Exercise prompt —
What lines in the material hold the string "JSON"? Copy out each of them.

(Extracted material)

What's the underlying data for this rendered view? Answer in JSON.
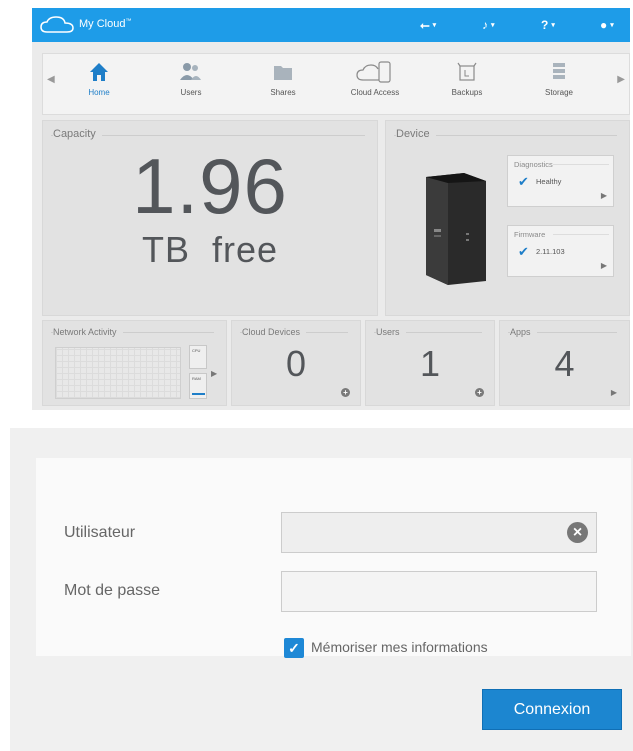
{
  "topbar": {
    "app_title": "My Cloud",
    "brand_color": "#1e9ce8",
    "icons": [
      "usb-icon",
      "bell-icon",
      "help-icon",
      "user-icon"
    ]
  },
  "nav": {
    "items": [
      {
        "label": "Home",
        "icon": "home-icon",
        "active": true
      },
      {
        "label": "Users",
        "icon": "users-icon"
      },
      {
        "label": "Shares",
        "icon": "folder-icon"
      },
      {
        "label": "Cloud Access",
        "icon": "cloud-device-icon"
      },
      {
        "label": "Backups",
        "icon": "backup-icon"
      },
      {
        "label": "Storage",
        "icon": "storage-icon"
      }
    ]
  },
  "capacity": {
    "title": "Capacity",
    "value": "1.96",
    "unit": "TB  free"
  },
  "device": {
    "title": "Device",
    "diagnostics": {
      "title": "Diagnostics",
      "value": "Healthy"
    },
    "firmware": {
      "title": "Firmware",
      "value": "2.11.103"
    }
  },
  "tiles": {
    "network": {
      "title": "Network Activity",
      "cpu_label": "CPU",
      "ram_label": "RAM"
    },
    "cloud_devices": {
      "title": "Cloud Devices",
      "count": "0"
    },
    "users": {
      "title": "Users",
      "count": "1"
    },
    "apps": {
      "title": "Apps",
      "count": "4"
    }
  },
  "login": {
    "user_label": "Utilisateur",
    "password_label": "Mot de passe",
    "user_value": "",
    "password_value": "",
    "remember_label": "Mémoriser mes informations",
    "remember_checked": true,
    "submit_label": "Connexion",
    "accent_color": "#1c86d0"
  }
}
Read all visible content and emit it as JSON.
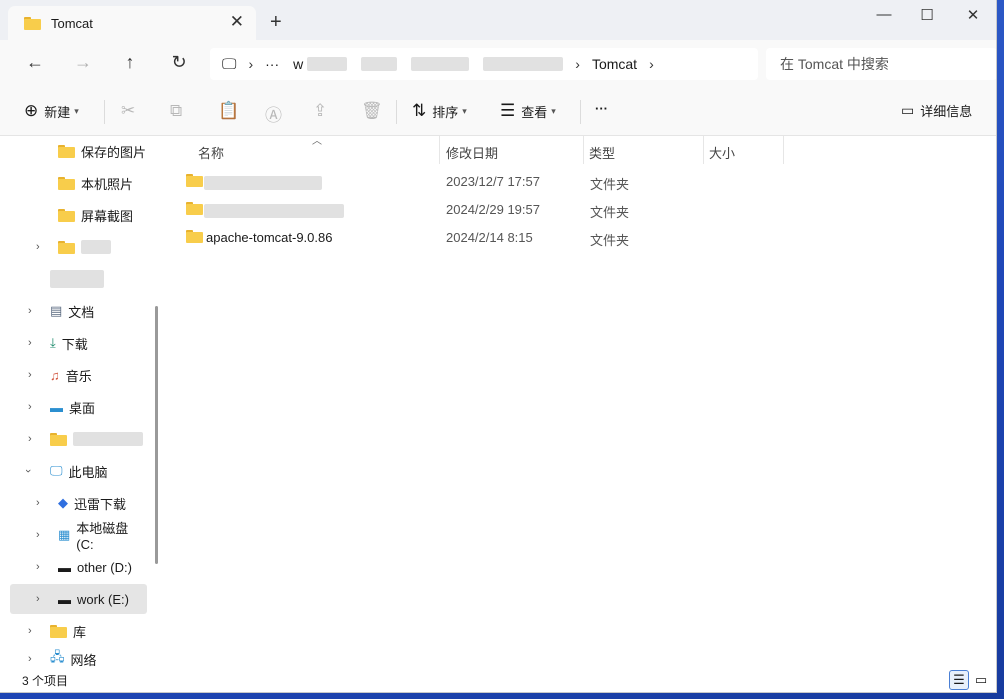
{
  "window": {
    "tab_title": "Tomcat",
    "new_tab_glyph": "+",
    "close_tab_glyph": "✕",
    "minimize_glyph": "—",
    "maximize_glyph": "☐",
    "close_glyph": "✕"
  },
  "navigation": {
    "back_glyph": "←",
    "forward_glyph": "→",
    "up_glyph": "↑",
    "refresh_glyph": "↻",
    "pc_glyph": "🖵",
    "more_glyph": "···",
    "breadcrumb_first": "w",
    "breadcrumb_current": "Tomcat",
    "sep_glyph": "›",
    "search_placeholder": "在 Tomcat 中搜索"
  },
  "toolbar": {
    "new_label": "新建",
    "sort_label": "排序",
    "view_label": "查看",
    "more_label": "···",
    "details_label": "详细信息"
  },
  "sidebar": {
    "items": [
      {
        "label": "保存的图片"
      },
      {
        "label": "本机照片"
      },
      {
        "label": "屏幕截图"
      },
      {
        "label": ""
      },
      {
        "label": "文档"
      },
      {
        "label": "下载"
      },
      {
        "label": "音乐"
      },
      {
        "label": "桌面"
      },
      {
        "label": ""
      },
      {
        "label": "此电脑"
      },
      {
        "label": "迅雷下载"
      },
      {
        "label": "本地磁盘 (C:"
      },
      {
        "label": "other (D:)"
      },
      {
        "label": "work (E:)"
      },
      {
        "label": "库"
      },
      {
        "label": "网络"
      }
    ]
  },
  "columns": {
    "name": "名称",
    "date": "修改日期",
    "type": "类型",
    "size": "大小"
  },
  "files": [
    {
      "name": "",
      "date": "2023/12/7 17:57",
      "type": "文件夹"
    },
    {
      "name": "",
      "date": "2024/2/29 19:57",
      "type": "文件夹"
    },
    {
      "name": "apache-tomcat-9.0.86",
      "date": "2024/2/14 8:15",
      "type": "文件夹"
    }
  ],
  "status": {
    "item_count": "3 个项目"
  },
  "colors": {
    "folder": "#f8cd4b",
    "selected_bg": "#e5e5e5",
    "chrome_bg": "#f9f9f9"
  }
}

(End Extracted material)

Result of this exercise —
What's the underlying data for this rendered view? Answer in JSON.
Read all visible content and emit it as JSON.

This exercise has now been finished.